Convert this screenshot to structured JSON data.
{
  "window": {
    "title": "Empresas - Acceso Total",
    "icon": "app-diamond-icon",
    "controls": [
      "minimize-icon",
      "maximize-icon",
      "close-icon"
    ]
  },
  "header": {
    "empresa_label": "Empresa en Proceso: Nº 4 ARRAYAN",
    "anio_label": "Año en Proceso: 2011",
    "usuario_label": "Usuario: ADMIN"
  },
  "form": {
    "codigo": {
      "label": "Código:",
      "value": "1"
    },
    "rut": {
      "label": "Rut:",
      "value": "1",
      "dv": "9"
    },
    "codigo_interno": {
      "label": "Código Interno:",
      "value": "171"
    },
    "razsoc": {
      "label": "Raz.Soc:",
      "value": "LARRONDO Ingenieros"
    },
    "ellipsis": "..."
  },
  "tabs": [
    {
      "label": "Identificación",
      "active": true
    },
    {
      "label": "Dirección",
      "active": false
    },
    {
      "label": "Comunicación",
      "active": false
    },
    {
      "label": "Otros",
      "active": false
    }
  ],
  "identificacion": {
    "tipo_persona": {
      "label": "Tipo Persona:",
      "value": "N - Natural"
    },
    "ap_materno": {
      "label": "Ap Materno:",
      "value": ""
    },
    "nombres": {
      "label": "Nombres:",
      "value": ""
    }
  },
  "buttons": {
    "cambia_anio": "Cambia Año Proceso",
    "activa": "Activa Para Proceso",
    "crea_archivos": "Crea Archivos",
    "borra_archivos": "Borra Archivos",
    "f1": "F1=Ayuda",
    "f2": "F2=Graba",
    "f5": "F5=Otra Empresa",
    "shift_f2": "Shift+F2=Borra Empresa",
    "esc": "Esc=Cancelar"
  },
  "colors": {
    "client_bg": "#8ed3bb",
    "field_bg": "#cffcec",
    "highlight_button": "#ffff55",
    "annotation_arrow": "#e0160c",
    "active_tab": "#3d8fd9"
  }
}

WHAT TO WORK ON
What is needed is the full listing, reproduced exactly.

RESPONSE AREA
Convert this screenshot to structured JSON data.
{
  "window": {
    "title": "Empresas - Acceso Total",
    "icon": "app-diamond-icon",
    "controls": [
      "minimize-icon",
      "maximize-icon",
      "close-icon"
    ]
  },
  "header": {
    "empresa_label": "Empresa en Proceso: Nº 4 ARRAYAN",
    "anio_label": "Año en Proceso: 2011",
    "usuario_label": "Usuario: ADMIN"
  },
  "form": {
    "codigo": {
      "label": "Código:",
      "value": "1"
    },
    "rut": {
      "label": "Rut:",
      "value": "1",
      "dv": "9"
    },
    "codigo_interno": {
      "label": "Código Interno:",
      "value": "171"
    },
    "razsoc": {
      "label": "Raz.Soc:",
      "value": "LARRONDO Ingenieros"
    },
    "ellipsis": "..."
  },
  "tabs": [
    {
      "label": "Identificación",
      "active": true
    },
    {
      "label": "Dirección",
      "active": false
    },
    {
      "label": "Comunicación",
      "active": false
    },
    {
      "label": "Otros",
      "active": false
    }
  ],
  "identificacion": {
    "tipo_persona": {
      "label": "Tipo Persona:",
      "value": "N - Natural"
    },
    "ap_materno": {
      "label": "Ap Materno:",
      "value": ""
    },
    "nombres": {
      "label": "Nombres:",
      "value": ""
    }
  },
  "buttons": {
    "cambia_anio": "Cambia Año Proceso",
    "activa": "Activa Para Proceso",
    "crea_archivos": "Crea Archivos",
    "borra_archivos": "Borra Archivos",
    "f1": "F1=Ayuda",
    "f2": "F2=Graba",
    "f5": "F5=Otra Empresa",
    "shift_f2": "Shift+F2=Borra Empresa",
    "esc": "Esc=Cancelar"
  },
  "colors": {
    "client_bg": "#8ed3bb",
    "field_bg": "#cffcec",
    "highlight_button": "#ffff55",
    "annotation_arrow": "#e0160c",
    "active_tab": "#3d8fd9"
  }
}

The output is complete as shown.